The government's plan to introduce a ban on cold-callers who try to scam people out of their pension savings, which will include emails and texts, was announced in August.

It will be enforced by the Information Commissioner’s Office (ICO), which recently received new powers to fine bosses of companies which plague people with unsolicited cold calls by as much as £500,000.

According to Tom Selby, senior analyst of AJ Bell, "18 months of prevarication" have passed since the government announced its intended clampdown on pension scams.

So, the announcement regulations would be in place by June was a welcome, if belated, statement of intent, he argued.

He said: "However, Brexit is clearly dominating the legislative agenda and the government now faces a race against time to get the new rules in place ahead of this self-imposed deadline.

"Failure to do so would be acutely embarrassing for the secretary of state, who could have to stand before Parliament to explain why this target has not been achieved."

Mr Selby added that he hopes "any delay is purely down to a lack of Parliamentary time rather than anything more sinister".

He said: "Ultimately the cold-calling ban should just be the start of the process to tackle pension fraudsters, and every day it isn't implemented savers are left unnecessarily exposed to scammers who employ this tactic."

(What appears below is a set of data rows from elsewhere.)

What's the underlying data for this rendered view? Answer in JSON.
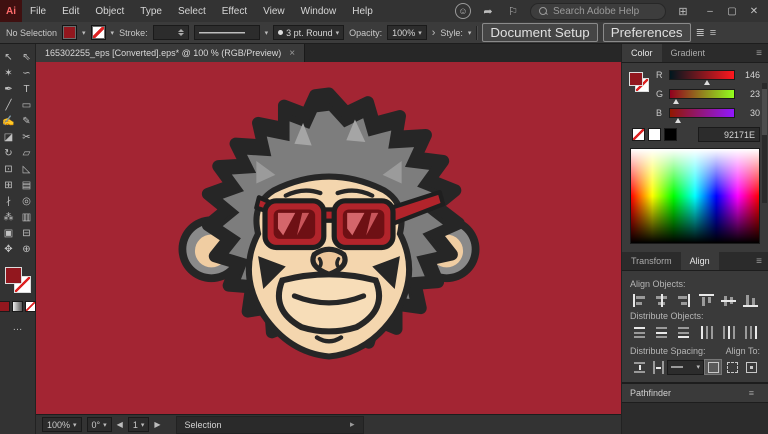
{
  "menubar": {
    "app_label": "Ai",
    "menus": [
      "File",
      "Edit",
      "Object",
      "Type",
      "Select",
      "Effect",
      "View",
      "Window",
      "Help"
    ],
    "search_placeholder": "Search Adobe Help"
  },
  "icons": {
    "caret": "▾",
    "burger": "≡",
    "user": "☺",
    "share": "➦",
    "location": "⚐",
    "workspace": "⊞",
    "minimize": "–",
    "maximize": "▢",
    "close": "✕",
    "chevron_right": "›",
    "prev": "◀",
    "next": "▶",
    "status_expand": "▸",
    "dots": "…",
    "brush_dot": "●",
    "rows": "≣"
  },
  "controlbar": {
    "no_selection": "No Selection",
    "stroke_label": "Stroke:",
    "brush_label": "3 pt. Round",
    "opacity_label": "Opacity:",
    "opacity_value": "100%",
    "style_label": "Style:",
    "document_setup_label": "Document Setup",
    "preferences_label": "Preferences"
  },
  "tab": {
    "title": "165302255_eps [Converted].eps* @ 100 % (RGB/Preview)",
    "close_label": "×"
  },
  "tools": [
    {
      "name": "selection-tool",
      "glyph": "↖"
    },
    {
      "name": "direct-selection-tool",
      "glyph": "⇖"
    },
    {
      "name": "magic-wand-tool",
      "glyph": "✶"
    },
    {
      "name": "lasso-tool",
      "glyph": "∽"
    },
    {
      "name": "pen-tool",
      "glyph": "✒"
    },
    {
      "name": "type-tool",
      "glyph": "T"
    },
    {
      "name": "line-segment-tool",
      "glyph": "╱"
    },
    {
      "name": "rectangle-tool",
      "glyph": "▭"
    },
    {
      "name": "paintbrush-tool",
      "glyph": "✍"
    },
    {
      "name": "pencil-tool",
      "glyph": "✎"
    },
    {
      "name": "eraser-tool",
      "glyph": "◪"
    },
    {
      "name": "scissors-tool",
      "glyph": "✂"
    },
    {
      "name": "rotate-tool",
      "glyph": "↻"
    },
    {
      "name": "scale-tool",
      "glyph": "▱"
    },
    {
      "name": "free-transform-tool",
      "glyph": "⊡"
    },
    {
      "name": "perspective-grid-tool",
      "glyph": "◺"
    },
    {
      "name": "mesh-tool",
      "glyph": "⊞"
    },
    {
      "name": "gradient-tool",
      "glyph": "▤"
    },
    {
      "name": "eyedropper-tool",
      "glyph": "∤"
    },
    {
      "name": "blend-tool",
      "glyph": "◎"
    },
    {
      "name": "symbol-sprayer-tool",
      "glyph": "⁂"
    },
    {
      "name": "column-graph-tool",
      "glyph": "▥"
    },
    {
      "name": "artboard-tool",
      "glyph": "▣"
    },
    {
      "name": "slice-tool",
      "glyph": "⊟"
    },
    {
      "name": "hand-tool",
      "glyph": "✥"
    },
    {
      "name": "zoom-tool",
      "glyph": "⊕"
    }
  ],
  "color_panel": {
    "tabs": [
      "Color",
      "Gradient"
    ],
    "sliders": [
      {
        "channel": "R",
        "value": 146
      },
      {
        "channel": "G",
        "value": 23
      },
      {
        "channel": "B",
        "value": 30
      }
    ],
    "hex": "92171E"
  },
  "align_panel": {
    "tabs": [
      "Transform",
      "Align"
    ],
    "align_objects_label": "Align Objects:",
    "distribute_objects_label": "Distribute Objects:",
    "distribute_spacing_label": "Distribute Spacing:",
    "align_to_label": "Align To:",
    "align_objects": [
      {
        "name": "align-horizontal-left-button",
        "variant": "h-left"
      },
      {
        "name": "align-horizontal-center-button",
        "variant": "h-center"
      },
      {
        "name": "align-horizontal-right-button",
        "variant": "h-right"
      },
      {
        "name": "align-vertical-top-button",
        "variant": "v-top"
      },
      {
        "name": "align-vertical-center-button",
        "variant": "v-middle"
      },
      {
        "name": "align-vertical-bottom-button",
        "variant": "v-bottom"
      }
    ],
    "distribute_objects": [
      {
        "name": "distribute-vertical-top-button",
        "variant": "dv-top"
      },
      {
        "name": "distribute-vertical-center-button",
        "variant": "dv-center"
      },
      {
        "name": "distribute-vertical-bottom-button",
        "variant": "dv-bottom"
      },
      {
        "name": "distribute-horizontal-left-button",
        "variant": "dh-left"
      },
      {
        "name": "distribute-horizontal-center-button",
        "variant": "dh-center"
      },
      {
        "name": "distribute-horizontal-right-button",
        "variant": "dh-right"
      }
    ],
    "distribute_spacing": [
      {
        "name": "distribute-vertical-space-button",
        "variant": "ds-v"
      },
      {
        "name": "distribute-horizontal-space-button",
        "variant": "ds-h"
      }
    ],
    "align_to": [
      {
        "name": "align-to-artboard-button",
        "variant": "at-art",
        "active": "true"
      },
      {
        "name": "align-to-selection-button",
        "variant": "at-sel"
      },
      {
        "name": "align-to-key-object-button",
        "variant": "at-key"
      }
    ]
  },
  "pathfinder": {
    "label": "Pathfinder"
  },
  "statusbar": {
    "zoom": "100%",
    "rotation": "0°",
    "artboard_number": "1",
    "status_label": "Selection"
  },
  "canvas": {
    "colors": {
      "artboard_background": "#a32533",
      "outline": "#262626",
      "fur_dark": "#262626",
      "fur_mid": "#7d7d7d",
      "face": "#f4d6ae",
      "muzzle": "#f7ddb8",
      "glasses_frame": "#b2242b",
      "lens": "#6e1014",
      "lens_highlight": "#d4666b"
    }
  }
}
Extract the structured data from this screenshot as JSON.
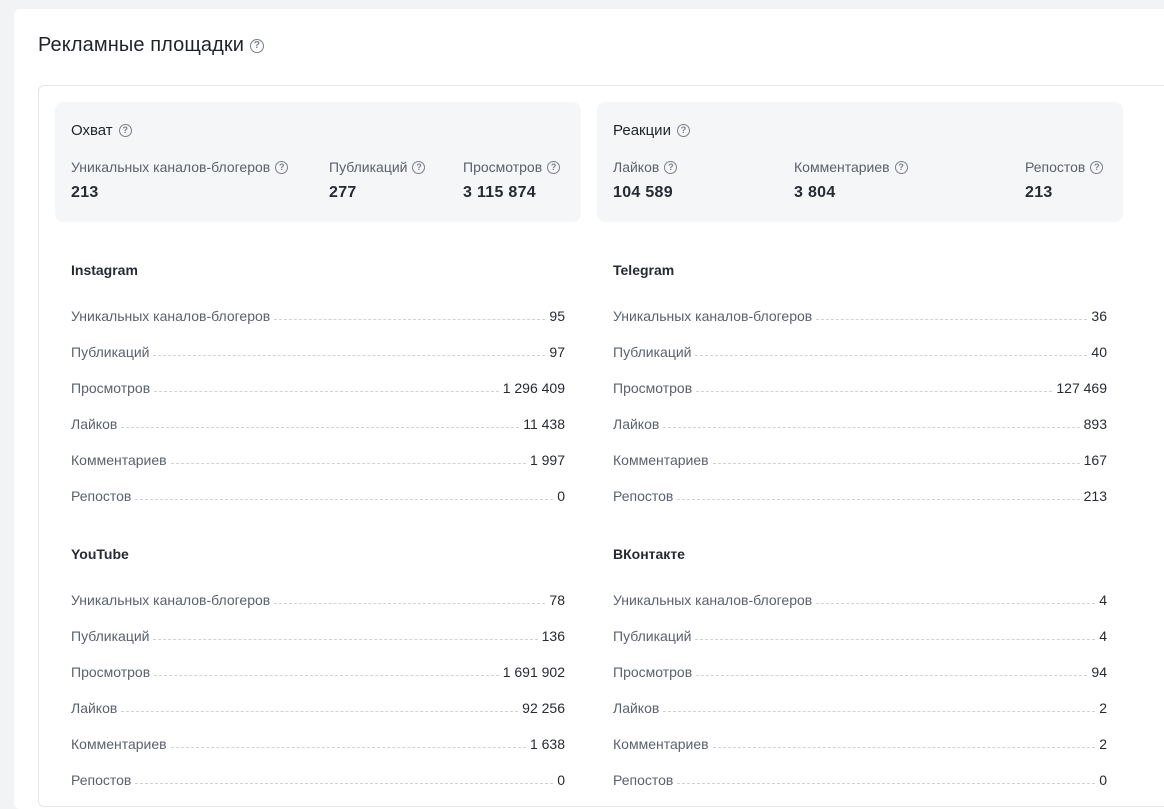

Some experts have warned that the cold-calling ban will not stop pension scams because scammers will find different ways of contacting their victims.